Discrimination in America

illustrationLast fall, Harvard T.H. Chan School of public health released the results of a series of surveys conducted in conjunction with National Public Radio and the Robert Wood Johnson Foundation. Here is a selection of the key findings. Read the full results at hsph.me/discrimination-polls.


57% of black Americans reported discrimination in pay and consideration for promotions.

31% of all women say they have been discriminated against when applying for jobs due to their gender.

Native Americans living in majority Native areas are more than twice as likely (54%) as those living in non-majority Native areas (22%) to say they have faced anti-Native discrimination in hiring, promotion, and compensation.

“Over the course of our series, we are seeing again and again that income is not a shield from discrimination”

—Robert Blendon, Richard L. Menschel Professor of Health Policy and Political Analysis at Harvard T.H. Chan School of Public Health, who co-directed the surveys.


51% of black Americans say they have personally experienced people using racial slurs against them.

60% of women ages 18 to 29 report that they or a female family member have been sexually harassed.

35% of Asian Americans report personally experiencing people making insensitive or offensive comments or negative assumptions about their race or ethnicity.

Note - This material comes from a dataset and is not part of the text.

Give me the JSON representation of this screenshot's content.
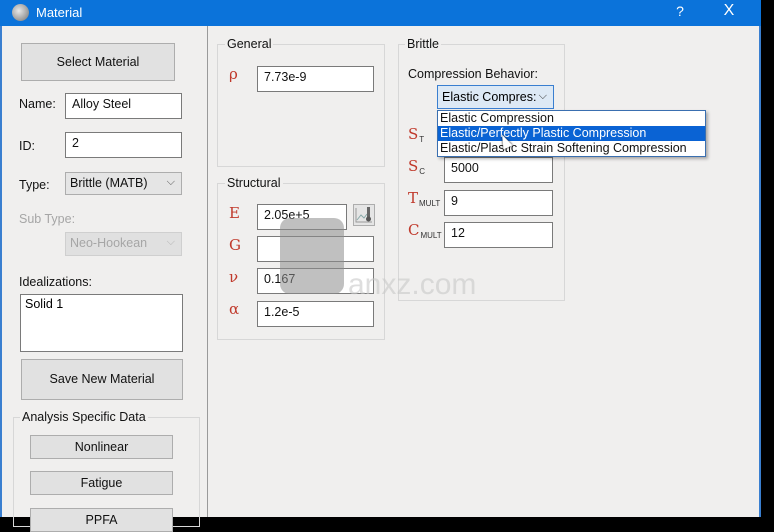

David Williams, Florence Sprague Norman and Laura Smart Norman Professor of Public Health at the Harvard T.H. Chan School of Public Health and Professor of African and African American Studies and Sociology at Harvard University, says that the effects of experiencing discrimination, in both institutional and individual contexts, can accumulate over time and trigger an array of health problems, including elevated blood pressure, heart disease, and even premature aging or mortality, among others. Williams says, “This poll helps us see where we need to take action to address the problem.”

Health care

9% of white Americans making under $25,000 per year say they have avoided medical care out of concern they would be racially discriminated against because of their race, compared to 0% of white Americans making $75,000 or more per year.

22% of black Americans say they have avoided seeking medical care for themselves or a member of their family out of concern they would be discriminated against because they are black.

16% of LGBTQ people report being personally discriminated against when going to a doctor or health clinic because of their identity.

“In addressing the health outcomes of individuals facing racial and ethnic discrimination, it is important to change the nature of the discussion we are having. We are led to believe, on one side, that this is an issue of political correctness, and on the other, that there is only a need to respond to individual instances of micro-aggression. But the long-term impact of these broad patterns of discrimination on health and economic outcomes must be our shared focus.”

—Dean Michelle Williams wrote in an op-ed published in conjunction with the series in The Boston Globe in November.

Interacting with police

30% of LGBTQ people of color say they have avoided calling the police, even when in need, out of concern that they would be discriminated against because of their orientation. Only 5% of white LGBTQ people reported this avoidance.

60% of black Americans say that they or a family member has been unfairly stopped or treated by the police because they are black.

Nonimmigrant Latinos are nearly twice as likely (36%) as immigrant Latinos (19%) to say they or a family member have been unfairly stopped or treated by the police because they are Latino.

Amy Roeder